* the batteries are fully charged
* the cord is securely fastened, attaching the transducer to the monitor
* the tip of the transducer is clean and free from debris
* there are no visible defects to the monitor box, cord, or transducer.
Inability to palpate or auscultate pulses may signal that circulation to the area is impaired. If you're unable to auscultate pulses after troubleshooting for mechanical failure, perform a second neurovascular assessment and immediately notify the healthcare provider of the results.
* A continuous wave Doppler device should only be utilized on intact skin surfaces. Avoid incision lines and open wounds.
* The depth of skin tissue to which the acoustic waves penetrate is completely dependent on the frequency emitted. A handheld Doppler device that produces a 3 to 5 MHz signal can penetrate up to 3.1 inches (7.87 cm) into the tissue.
* Obese patients may require a more in-depth ultrasound procedure that can be used to penetrate through an increased depth of subcutaneous tissue.
* If the extremity on which you're performing the exam is cool to the touch, consider applying a warm blanket to the area. Vasoconstriction can occur as a result of the cool temperature, which can alter the results.

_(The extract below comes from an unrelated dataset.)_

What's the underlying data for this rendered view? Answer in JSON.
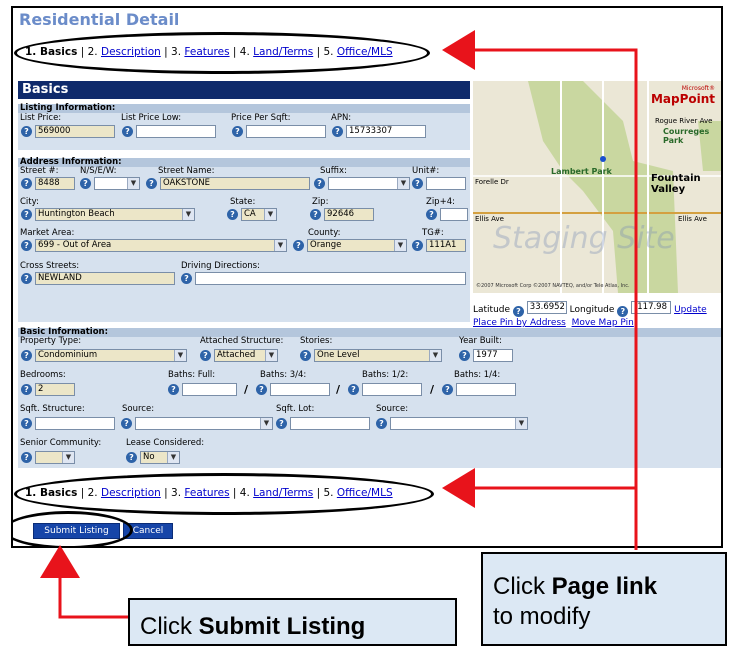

* The presence of extensive extracellular fluid may limit the transducer's ability to detect blood flow in patients with conditions such as lymphedema or extensive edema.
* The continuous wave Doppler device can only pick up a signal if the flow of blood is fast enough. The minimum speed of blood flow detectable is 1.1 inches (2.79 cm) per second.
* To detect blood flow, the device must distinguish the signal in a noisy environment. The frequency resolution is critical to detection success.
* The patient must be still during the exam otherwise the tissue motion will block the blood velocity signal that's being interpreted by the transducer.
* In an emergency situation, a continuous wave venous Doppler device can be utilized to obtain a systolic BP.
Time costs tissue
When pulses can't be palpated or auscultated, it's a medical emergency. Absence of a pulse in an extremity can point to the reduction or absence of oxygen-rich blood flow. A delay in treatment can lead to tissue hypoxia, necrotic tissue, septicemia, amputation, and death. The venous Doppler device can provide a quick, noninvasive, and painless verification of vein patency. Combined with a thorough nursing clinical assessment, the venous Doppler device can assist you in saving a patient's life or limb!
Conditions that can cause a loss of pulse
* antiphospholipid syndrome
* arterial insufficiency
* Buerger disease
* cardiac arrhythmias (especially atrial fibrillation)
* cardiovascular collapse
* cardiogenic shock
* compartment syndrome
* extravasation of a toxic medication
* factor V Leiden disorder
* myocardial infarction
* heart failure
* infected/gangrenous wounds
* intra-aortic balloon catheter migration
* patent foramen ovale
* peripheral vascular disease
* polycythemia vera
* pulmonary embolism
* recent surgery
* restraint use
* venous stasis ulcers
Learn more about it
© 2012 Lippincott Williams & Wilkins, Inc.